Consider, if you dare, the scores of povertystricken children all over Saint Lucia who, for months before they succumbed, had suffered horribly—whether from hereditary diseases or malnutrition—and for whom (to borrow a biblical phrase) “it would’ve been better had they never been born.”
How many of us go to bed nightly without even a thought for the particularly unfortunate, whether because of our own selfishness or because the sick and starving are conveniently out of sight?
Recently there was much ado (for the usual two days!) about a young man in a wheelchair who ostensibly had been given the special opportunity to score some STEP dollars.
How many of us saw through the related wall-to-wall hypocrisy of certain crowing government officials, their echoing shameless sycophants and damning detractors, all of them as predictable as only party hacks can be?

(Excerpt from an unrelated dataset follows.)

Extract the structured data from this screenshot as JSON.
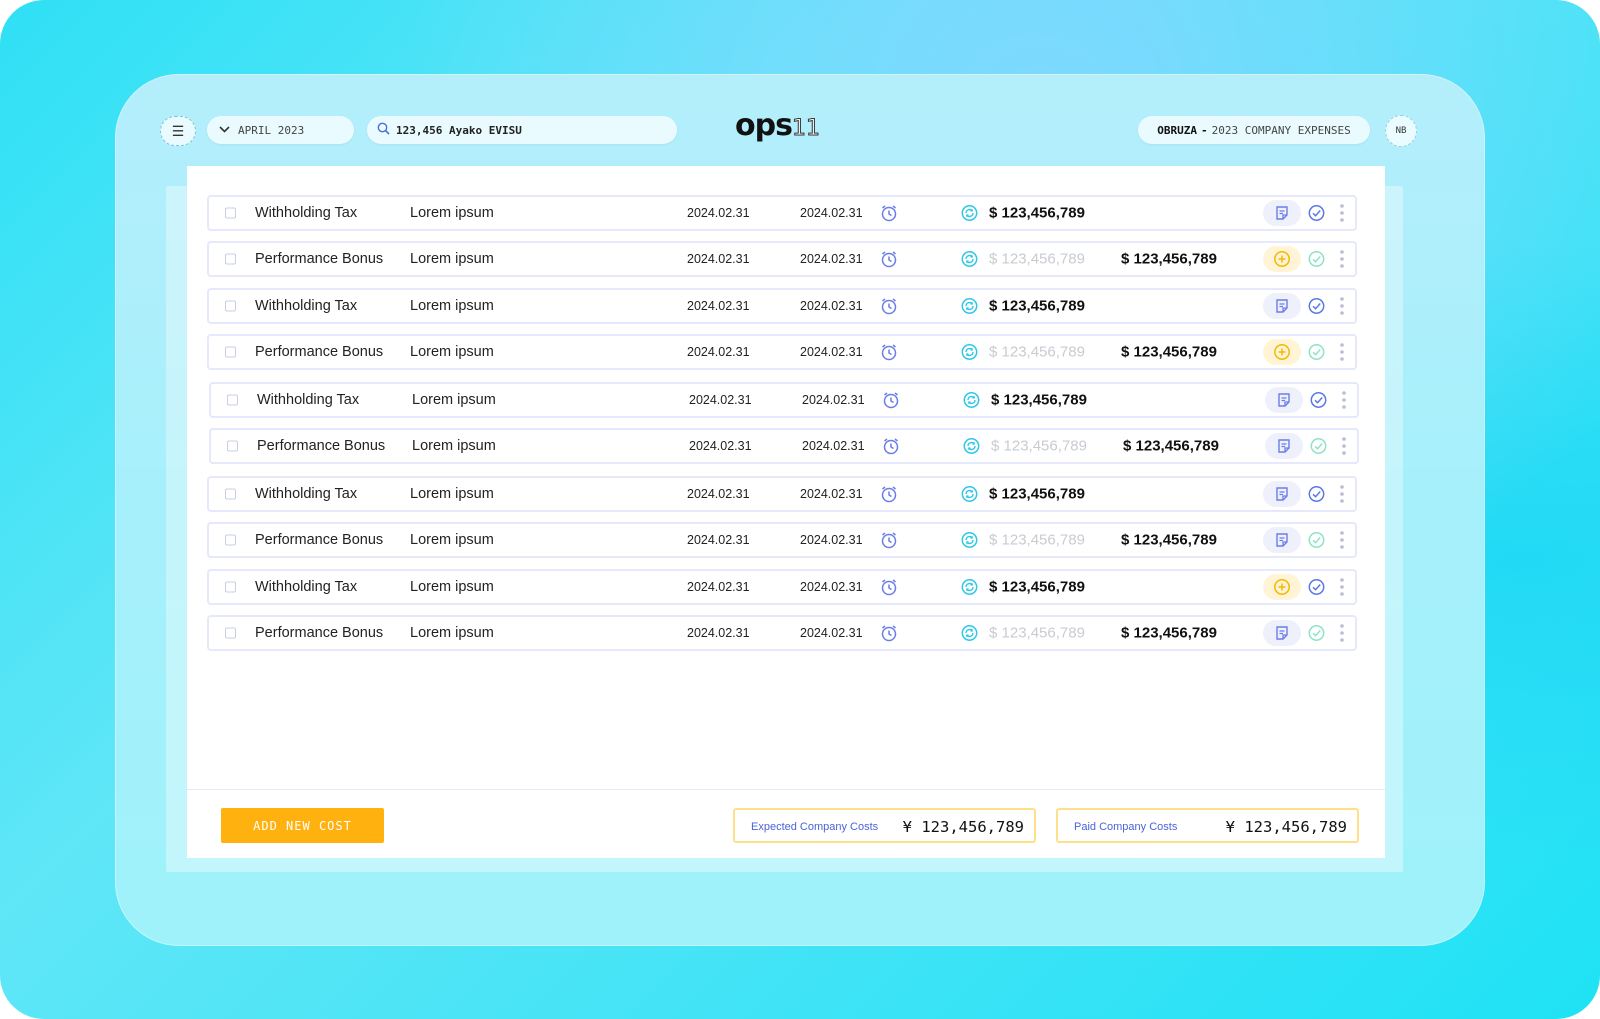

How many readers of this newspaper were sickened by the dutiful calls to Newsspin, some to praise “our compassionate government for affording work opportunities to the differently abled,” others to denounce the same officials for their demonstrated callousness in “placing at risk an unfortunate young person obviously ill-equipped for the hard labor normally associated with STEP.”
When did we start caring about our poor, sick and tired huddled masses? Brace your cosseted consciences, dear avowed Christian soldiers, I’m here to tell you that while it is built on boulders of inconvenient truths too long sidestepped—the road to bottomless perdition remains ever vulnerable to courageous corrective action!
Stay tuned, pilgrim!